(TASK): Every record is to be restated exactly, with nothing left out.

(INPUT):
========

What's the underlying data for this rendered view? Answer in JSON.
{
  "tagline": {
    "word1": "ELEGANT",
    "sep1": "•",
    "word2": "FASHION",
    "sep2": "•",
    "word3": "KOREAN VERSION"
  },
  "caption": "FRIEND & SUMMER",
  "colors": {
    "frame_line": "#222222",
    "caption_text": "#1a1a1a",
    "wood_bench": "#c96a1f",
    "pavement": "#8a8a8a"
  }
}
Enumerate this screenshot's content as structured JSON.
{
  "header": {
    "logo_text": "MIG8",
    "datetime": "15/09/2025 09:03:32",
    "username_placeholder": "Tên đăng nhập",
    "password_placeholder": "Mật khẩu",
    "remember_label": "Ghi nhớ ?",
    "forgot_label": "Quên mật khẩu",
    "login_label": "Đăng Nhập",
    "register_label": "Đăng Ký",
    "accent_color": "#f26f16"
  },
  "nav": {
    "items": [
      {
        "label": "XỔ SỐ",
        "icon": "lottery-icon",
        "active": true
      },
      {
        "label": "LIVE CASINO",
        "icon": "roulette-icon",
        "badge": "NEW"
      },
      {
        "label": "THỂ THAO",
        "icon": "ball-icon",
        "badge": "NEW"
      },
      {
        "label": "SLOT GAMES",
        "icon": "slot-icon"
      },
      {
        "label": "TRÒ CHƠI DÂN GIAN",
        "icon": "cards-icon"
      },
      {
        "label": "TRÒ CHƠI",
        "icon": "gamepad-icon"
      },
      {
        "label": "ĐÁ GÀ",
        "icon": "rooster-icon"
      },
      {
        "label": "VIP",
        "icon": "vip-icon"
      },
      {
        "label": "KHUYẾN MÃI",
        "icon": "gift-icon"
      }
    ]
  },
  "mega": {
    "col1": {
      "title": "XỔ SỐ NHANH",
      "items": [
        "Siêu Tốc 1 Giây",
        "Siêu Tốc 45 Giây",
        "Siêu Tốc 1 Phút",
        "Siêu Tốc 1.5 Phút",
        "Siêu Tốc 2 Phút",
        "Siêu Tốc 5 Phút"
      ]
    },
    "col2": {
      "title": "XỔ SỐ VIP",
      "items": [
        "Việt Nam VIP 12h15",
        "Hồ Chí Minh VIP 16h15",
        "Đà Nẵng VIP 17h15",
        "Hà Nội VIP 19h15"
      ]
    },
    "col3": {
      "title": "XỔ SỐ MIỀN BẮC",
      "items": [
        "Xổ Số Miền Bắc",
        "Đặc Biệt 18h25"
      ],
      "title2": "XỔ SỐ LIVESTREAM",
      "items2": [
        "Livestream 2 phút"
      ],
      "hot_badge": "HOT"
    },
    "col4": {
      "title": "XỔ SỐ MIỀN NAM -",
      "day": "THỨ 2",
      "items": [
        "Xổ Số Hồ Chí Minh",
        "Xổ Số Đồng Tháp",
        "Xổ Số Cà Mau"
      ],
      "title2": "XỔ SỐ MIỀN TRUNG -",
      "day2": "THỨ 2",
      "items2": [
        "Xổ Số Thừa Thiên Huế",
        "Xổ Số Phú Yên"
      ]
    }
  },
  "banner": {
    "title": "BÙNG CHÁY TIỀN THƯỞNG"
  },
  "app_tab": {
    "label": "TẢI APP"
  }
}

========

(RESULT FOR THIS EXERCISE):
What's the underlying data for this rendered view? Answer in JSON.
{
  "tagline": {
    "word1": "ELEGANT",
    "sep1": "•",
    "word2": "FASHION",
    "sep2": "•",
    "word3": "KOREAN VERSION"
  },
  "caption": "FRIEND & SUMMER",
  "colors": {
    "frame_line": "#222222",
    "caption_text": "#1a1a1a",
    "wood_bench": "#c96a1f",
    "pavement": "#8a8a8a"
  }
}
Enumerate this screenshot's content as structured JSON.
{
  "header": {
    "logo_text": "MIG8",
    "datetime": "15/09/2025 09:03:32",
    "username_placeholder": "Tên đăng nhập",
    "password_placeholder": "Mật khẩu",
    "remember_label": "Ghi nhớ ?",
    "forgot_label": "Quên mật khẩu",
    "login_label": "Đăng Nhập",
    "register_label": "Đăng Ký",
    "accent_color": "#f26f16"
  },
  "nav": {
    "items": [
      {
        "label": "XỔ SỐ",
        "icon": "lottery-icon",
        "active": true
      },
      {
        "label": "LIVE CASINO",
        "icon": "roulette-icon",
        "badge": "NEW"
      },
      {
        "label": "THỂ THAO",
        "icon": "ball-icon",
        "badge": "NEW"
      },
      {
        "label": "SLOT GAMES",
        "icon": "slot-icon"
      },
      {
        "label": "TRÒ CHƠI DÂN GIAN",
        "icon": "cards-icon"
      },
      {
        "label": "TRÒ CHƠI",
        "icon": "gamepad-icon"
      },
      {
        "label": "ĐÁ GÀ",
        "icon": "rooster-icon"
      },
      {
        "label": "VIP",
        "icon": "vip-icon"
      },
      {
        "label": "KHUYẾN MÃI",
        "icon": "gift-icon"
      }
    ]
  },
  "mega": {
    "col1": {
      "title": "XỔ SỐ NHANH",
      "items": [
        "Siêu Tốc 1 Giây",
        "Siêu Tốc 45 Giây",
        "Siêu Tốc 1 Phút",
        "Siêu Tốc 1.5 Phút",
        "Siêu Tốc 2 Phút",
        "Siêu Tốc 5 Phút"
      ]
    },
    "col2": {
      "title": "XỔ SỐ VIP",
      "items": [
        "Việt Nam VIP 12h15",
        "Hồ Chí Minh VIP 16h15",
        "Đà Nẵng VIP 17h15",
        "Hà Nội VIP 19h15"
      ]
    },
    "col3": {
      "title": "XỔ SỐ MIỀN BẮC",
      "items": [
        "Xổ Số Miền Bắc",
        "Đặc Biệt 18h25"
      ],
      "title2": "XỔ SỐ LIVESTREAM",
      "items2": [
        "Livestream 2 phút"
      ],
      "hot_badge": "HOT"
    },
    "col4": {
      "title": "XỔ SỐ MIỀN NAM -",
      "day": "THỨ 2",
      "items": [
        "Xổ Số Hồ Chí Minh",
        "Xổ Số Đồng Tháp",
        "Xổ Số Cà Mau"
      ],
      "title2": "XỔ SỐ MIỀN TRUNG -",
      "day2": "THỨ 2",
      "items2": [
        "Xổ Số Thừa Thiên Huế",
        "Xổ Số Phú Yên"
      ]
    }
  },
  "banner": {
    "title": "BÙNG CHÁY TIỀN THƯỞNG"
  },
  "app_tab": {
    "label": "TẢI APP"
  }
}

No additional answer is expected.